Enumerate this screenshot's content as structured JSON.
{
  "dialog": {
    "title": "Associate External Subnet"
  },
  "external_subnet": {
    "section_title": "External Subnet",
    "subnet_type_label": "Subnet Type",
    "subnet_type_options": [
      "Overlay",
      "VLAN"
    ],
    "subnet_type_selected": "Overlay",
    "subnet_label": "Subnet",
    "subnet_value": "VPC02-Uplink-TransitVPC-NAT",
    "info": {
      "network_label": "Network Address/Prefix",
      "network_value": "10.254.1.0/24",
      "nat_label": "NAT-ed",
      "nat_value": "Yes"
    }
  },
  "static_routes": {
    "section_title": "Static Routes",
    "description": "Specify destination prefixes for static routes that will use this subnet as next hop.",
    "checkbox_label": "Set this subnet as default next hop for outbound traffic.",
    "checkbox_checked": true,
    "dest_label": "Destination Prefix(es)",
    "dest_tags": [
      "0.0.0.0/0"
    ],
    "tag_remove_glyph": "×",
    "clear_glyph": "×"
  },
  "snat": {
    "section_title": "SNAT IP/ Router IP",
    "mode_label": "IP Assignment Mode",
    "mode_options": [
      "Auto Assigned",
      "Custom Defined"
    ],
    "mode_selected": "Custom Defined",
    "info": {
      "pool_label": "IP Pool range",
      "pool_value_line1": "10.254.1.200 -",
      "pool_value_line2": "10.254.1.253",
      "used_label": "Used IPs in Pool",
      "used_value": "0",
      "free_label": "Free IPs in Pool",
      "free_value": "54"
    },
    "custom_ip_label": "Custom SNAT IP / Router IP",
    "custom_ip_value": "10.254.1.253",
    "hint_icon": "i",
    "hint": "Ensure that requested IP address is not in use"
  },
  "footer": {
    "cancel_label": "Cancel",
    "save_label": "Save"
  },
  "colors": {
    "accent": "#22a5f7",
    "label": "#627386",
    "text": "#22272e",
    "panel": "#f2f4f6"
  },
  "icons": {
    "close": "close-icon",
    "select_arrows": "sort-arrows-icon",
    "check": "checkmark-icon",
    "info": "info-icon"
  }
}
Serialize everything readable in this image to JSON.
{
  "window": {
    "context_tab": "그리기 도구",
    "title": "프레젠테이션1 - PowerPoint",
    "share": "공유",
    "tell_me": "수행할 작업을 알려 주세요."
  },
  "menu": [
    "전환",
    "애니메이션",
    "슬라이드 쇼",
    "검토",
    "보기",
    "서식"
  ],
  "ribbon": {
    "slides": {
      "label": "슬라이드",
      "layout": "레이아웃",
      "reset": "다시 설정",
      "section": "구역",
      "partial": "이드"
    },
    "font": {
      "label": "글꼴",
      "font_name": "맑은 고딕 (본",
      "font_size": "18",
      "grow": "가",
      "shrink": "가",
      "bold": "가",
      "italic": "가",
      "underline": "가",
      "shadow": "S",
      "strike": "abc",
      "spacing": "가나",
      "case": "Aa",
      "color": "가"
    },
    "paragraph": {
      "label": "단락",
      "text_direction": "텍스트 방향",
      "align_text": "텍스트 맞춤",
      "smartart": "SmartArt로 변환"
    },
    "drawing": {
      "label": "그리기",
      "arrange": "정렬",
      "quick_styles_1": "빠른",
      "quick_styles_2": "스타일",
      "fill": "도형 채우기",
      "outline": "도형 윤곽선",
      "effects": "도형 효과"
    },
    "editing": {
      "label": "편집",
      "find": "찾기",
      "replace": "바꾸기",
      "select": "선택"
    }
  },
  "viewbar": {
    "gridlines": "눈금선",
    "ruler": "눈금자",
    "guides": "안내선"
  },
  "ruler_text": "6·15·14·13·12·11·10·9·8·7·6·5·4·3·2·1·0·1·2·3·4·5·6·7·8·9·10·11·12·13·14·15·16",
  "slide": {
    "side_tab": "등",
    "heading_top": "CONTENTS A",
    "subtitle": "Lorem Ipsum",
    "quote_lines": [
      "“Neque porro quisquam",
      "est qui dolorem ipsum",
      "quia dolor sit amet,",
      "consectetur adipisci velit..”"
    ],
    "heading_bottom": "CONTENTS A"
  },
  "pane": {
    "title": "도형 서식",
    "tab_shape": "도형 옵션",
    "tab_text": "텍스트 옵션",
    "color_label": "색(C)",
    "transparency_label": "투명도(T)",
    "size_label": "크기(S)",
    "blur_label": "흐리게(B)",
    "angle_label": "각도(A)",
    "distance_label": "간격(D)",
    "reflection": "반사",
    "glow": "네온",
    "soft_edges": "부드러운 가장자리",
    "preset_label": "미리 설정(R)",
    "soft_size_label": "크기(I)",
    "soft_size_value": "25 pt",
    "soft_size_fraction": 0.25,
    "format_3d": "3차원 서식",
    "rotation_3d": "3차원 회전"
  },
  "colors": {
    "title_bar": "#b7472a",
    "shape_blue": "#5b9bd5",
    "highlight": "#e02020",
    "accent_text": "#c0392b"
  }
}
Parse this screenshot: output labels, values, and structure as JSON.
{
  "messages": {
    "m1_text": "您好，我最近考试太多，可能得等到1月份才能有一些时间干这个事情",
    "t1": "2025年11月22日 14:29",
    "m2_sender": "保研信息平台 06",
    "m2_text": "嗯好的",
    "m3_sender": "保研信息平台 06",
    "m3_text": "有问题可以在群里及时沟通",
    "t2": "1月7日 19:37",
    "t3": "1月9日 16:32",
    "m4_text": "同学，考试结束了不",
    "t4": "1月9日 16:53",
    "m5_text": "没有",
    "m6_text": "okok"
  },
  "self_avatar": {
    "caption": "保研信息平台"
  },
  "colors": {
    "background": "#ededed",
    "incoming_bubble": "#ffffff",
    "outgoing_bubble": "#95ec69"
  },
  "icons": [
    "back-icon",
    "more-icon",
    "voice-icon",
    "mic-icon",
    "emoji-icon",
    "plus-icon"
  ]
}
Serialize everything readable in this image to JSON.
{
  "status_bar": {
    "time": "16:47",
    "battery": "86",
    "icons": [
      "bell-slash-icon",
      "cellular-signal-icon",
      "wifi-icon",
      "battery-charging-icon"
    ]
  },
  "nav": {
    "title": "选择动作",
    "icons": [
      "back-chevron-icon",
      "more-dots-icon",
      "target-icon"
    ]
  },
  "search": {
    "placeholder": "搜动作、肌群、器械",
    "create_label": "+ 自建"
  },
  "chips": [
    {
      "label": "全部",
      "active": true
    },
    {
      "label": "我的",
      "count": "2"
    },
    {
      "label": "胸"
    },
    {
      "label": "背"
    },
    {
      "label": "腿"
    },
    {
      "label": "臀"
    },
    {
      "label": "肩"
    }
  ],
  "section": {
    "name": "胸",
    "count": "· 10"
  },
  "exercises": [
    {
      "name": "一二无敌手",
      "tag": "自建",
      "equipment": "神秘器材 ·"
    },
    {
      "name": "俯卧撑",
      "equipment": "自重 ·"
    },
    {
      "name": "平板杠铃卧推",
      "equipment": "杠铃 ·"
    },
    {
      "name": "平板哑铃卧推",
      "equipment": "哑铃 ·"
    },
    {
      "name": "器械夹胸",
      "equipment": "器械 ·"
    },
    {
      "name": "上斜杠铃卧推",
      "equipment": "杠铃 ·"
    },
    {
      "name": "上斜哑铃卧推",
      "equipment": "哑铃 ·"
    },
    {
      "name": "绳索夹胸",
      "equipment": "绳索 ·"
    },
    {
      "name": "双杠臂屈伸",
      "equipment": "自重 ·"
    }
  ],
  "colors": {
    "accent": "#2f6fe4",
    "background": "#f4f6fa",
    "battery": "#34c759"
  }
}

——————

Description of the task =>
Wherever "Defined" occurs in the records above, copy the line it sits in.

Solution for this exercise =>
      "Custom Defined"
    "mode_selected": "Custom Defined",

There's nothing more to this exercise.